Despite, it hasn’t been a straightforward path for Zillow. In 2007, the Wall Street Journal studied the accuracy of Zillow’s estimates and found that they “often are very good, frequently within a few percentage points of the actual price paid. But when Zillow is bad, it can be terrible”. This uncovered one of the hurdles that even network effects would find hard to overcome. Given the geographic component of real estate, higher density locations are easier to address but other places have higher marginal costs to serve. This posed a threat to Zillow’s model despite its efforts. According to Fortune, “Zillow has Zestimated the value of 57 percent of U.S. housing stock, but only 65 percent of that could be considered ‘accurate’—by its definition, within 10 percent of the actual selling price. And even that accuracy isn’t equally distributed.” Fortune cited the state of Louisiana as an example, where “the site is just about worthless”.
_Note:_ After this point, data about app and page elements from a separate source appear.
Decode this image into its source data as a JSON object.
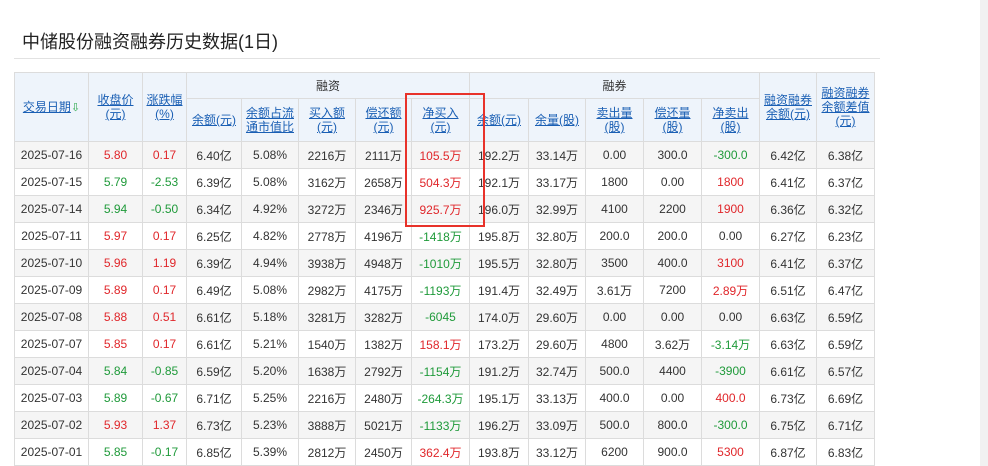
{
  "page_title": "中储股份融资融券历史数据(1日)",
  "header": {
    "date": "交易日期",
    "date_arrow": "⇩",
    "close": [
      "收盘价",
      "(元)"
    ],
    "change": [
      "涨跌幅",
      "(%)"
    ],
    "margin_group": "融资",
    "short_group": "融券",
    "margin_balance": "余额(元)",
    "margin_ratio": [
      "余额占流",
      "通市值比"
    ],
    "buy_amount": [
      "买入额",
      "(元)"
    ],
    "repay_amount": [
      "偿还额",
      "(元)"
    ],
    "net_buy": [
      "净买入",
      "(元)"
    ],
    "short_balance": "余额(元)",
    "short_volume": "余量(股)",
    "sell_volume": [
      "卖出量",
      "(股)"
    ],
    "short_repay": [
      "偿还量",
      "(股)"
    ],
    "net_sell": [
      "净卖出",
      "(股)"
    ],
    "total_balance": [
      "融资融券",
      "余额(元)"
    ],
    "diff_balance": [
      "融资融券",
      "余额差值",
      "(元)"
    ]
  },
  "rows": [
    {
      "date": "2025-07-16",
      "close": "5.80",
      "change": "0.17",
      "mbal": "6.40亿",
      "ratio": "5.08%",
      "buy": "2216万",
      "repay": "2111万",
      "net": "105.5万",
      "sbal": "192.2万",
      "svol": "33.14万",
      "sell": "0.00",
      "srep": "300.0",
      "nsell": "-300.0",
      "total": "6.42亿",
      "diff": "6.38亿"
    },
    {
      "date": "2025-07-15",
      "close": "5.79",
      "change": "-2.53",
      "mbal": "6.39亿",
      "ratio": "5.08%",
      "buy": "3162万",
      "repay": "2658万",
      "net": "504.3万",
      "sbal": "192.1万",
      "svol": "33.17万",
      "sell": "1800",
      "srep": "0.00",
      "nsell": "1800",
      "total": "6.41亿",
      "diff": "6.37亿"
    },
    {
      "date": "2025-07-14",
      "close": "5.94",
      "change": "-0.50",
      "mbal": "6.34亿",
      "ratio": "4.92%",
      "buy": "3272万",
      "repay": "2346万",
      "net": "925.7万",
      "sbal": "196.0万",
      "svol": "32.99万",
      "sell": "4100",
      "srep": "2200",
      "nsell": "1900",
      "total": "6.36亿",
      "diff": "6.32亿"
    },
    {
      "date": "2025-07-11",
      "close": "5.97",
      "change": "0.17",
      "mbal": "6.25亿",
      "ratio": "4.82%",
      "buy": "2778万",
      "repay": "4196万",
      "net": "-1418万",
      "sbal": "195.8万",
      "svol": "32.80万",
      "sell": "200.0",
      "srep": "200.0",
      "nsell": "0.00",
      "total": "6.27亿",
      "diff": "6.23亿"
    },
    {
      "date": "2025-07-10",
      "close": "5.96",
      "change": "1.19",
      "mbal": "6.39亿",
      "ratio": "4.94%",
      "buy": "3938万",
      "repay": "4948万",
      "net": "-1010万",
      "sbal": "195.5万",
      "svol": "32.80万",
      "sell": "3500",
      "srep": "400.0",
      "nsell": "3100",
      "total": "6.41亿",
      "diff": "6.37亿"
    },
    {
      "date": "2025-07-09",
      "close": "5.89",
      "change": "0.17",
      "mbal": "6.49亿",
      "ratio": "5.08%",
      "buy": "2982万",
      "repay": "4175万",
      "net": "-1193万",
      "sbal": "191.4万",
      "svol": "32.49万",
      "sell": "3.61万",
      "srep": "7200",
      "nsell": "2.89万",
      "total": "6.51亿",
      "diff": "6.47亿"
    },
    {
      "date": "2025-07-08",
      "close": "5.88",
      "change": "0.51",
      "mbal": "6.61亿",
      "ratio": "5.18%",
      "buy": "3281万",
      "repay": "3282万",
      "net": "-6045",
      "sbal": "174.0万",
      "svol": "29.60万",
      "sell": "0.00",
      "srep": "0.00",
      "nsell": "0.00",
      "total": "6.63亿",
      "diff": "6.59亿"
    },
    {
      "date": "2025-07-07",
      "close": "5.85",
      "change": "0.17",
      "mbal": "6.61亿",
      "ratio": "5.21%",
      "buy": "1540万",
      "repay": "1382万",
      "net": "158.1万",
      "sbal": "173.2万",
      "svol": "29.60万",
      "sell": "4800",
      "srep": "3.62万",
      "nsell": "-3.14万",
      "total": "6.63亿",
      "diff": "6.59亿"
    },
    {
      "date": "2025-07-04",
      "close": "5.84",
      "change": "-0.85",
      "mbal": "6.59亿",
      "ratio": "5.20%",
      "buy": "1638万",
      "repay": "2792万",
      "net": "-1154万",
      "sbal": "191.2万",
      "svol": "32.74万",
      "sell": "500.0",
      "srep": "4400",
      "nsell": "-3900",
      "total": "6.61亿",
      "diff": "6.57亿"
    },
    {
      "date": "2025-07-03",
      "close": "5.89",
      "change": "-0.67",
      "mbal": "6.71亿",
      "ratio": "5.25%",
      "buy": "2216万",
      "repay": "2480万",
      "net": "-264.3万",
      "sbal": "195.1万",
      "svol": "33.13万",
      "sell": "400.0",
      "srep": "0.00",
      "nsell": "400.0",
      "total": "6.73亿",
      "diff": "6.69亿"
    },
    {
      "date": "2025-07-02",
      "close": "5.93",
      "change": "1.37",
      "mbal": "6.73亿",
      "ratio": "5.23%",
      "buy": "3888万",
      "repay": "5021万",
      "net": "-1133万",
      "sbal": "196.2万",
      "svol": "33.09万",
      "sell": "500.0",
      "srep": "800.0",
      "nsell": "-300.0",
      "total": "6.75亿",
      "diff": "6.71亿"
    },
    {
      "date": "2025-07-01",
      "close": "5.85",
      "change": "-0.17",
      "mbal": "6.85亿",
      "ratio": "5.39%",
      "buy": "2812万",
      "repay": "2450万",
      "net": "362.4万",
      "sbal": "193.8万",
      "svol": "33.12万",
      "sell": "6200",
      "srep": "900.0",
      "nsell": "5300",
      "total": "6.87亿",
      "diff": "6.83亿"
    }
  ],
  "colors": {
    "up": "#e0262a",
    "down": "#1f9a3a",
    "link": "#1a5fb4",
    "highlight": "#e8322a"
  }
}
Growing the business has not been an easy task for Rich Barton and Lloyd Frink, co-founders of Zillow and former Microsoft executives. With information at the core of its value creation process, it was not enough to build a platform to bring together buyers and sellers, landlords and tenants. Given network effects are the main source of competitive advantage to build a valuable product, the increasing available data at a lower marginal cost was fundamental. Thus, the strategy adopted has plagued to road with acquisitions. Postlets, RentJuice.com, HotPads, StreetEasy, Dotloop and Trulia are some of the illustrious names that have become part of the Zillow Group. When asked about the acquisition of Trulia in April of 2015, Zillow’s CEO Spencer Rascoff declared: “We bought Trulia because operating multiple, leading, consumer brands will allow Zillow Group to achieve huge audience scale and provide cost savings and efficiencies. I am more convinced than ever that this is the right strategy, which will achieve tremendous long-term scale and a longer term target operating model of EBITDA margins above 40 percent”.
It is clear that Zillow has been able to build a platform leveraging network effects to strengthen its position. Despite, in a market in which network nodes are far apart, it will still require an important effort to keep increasing its reach and expanding its reach.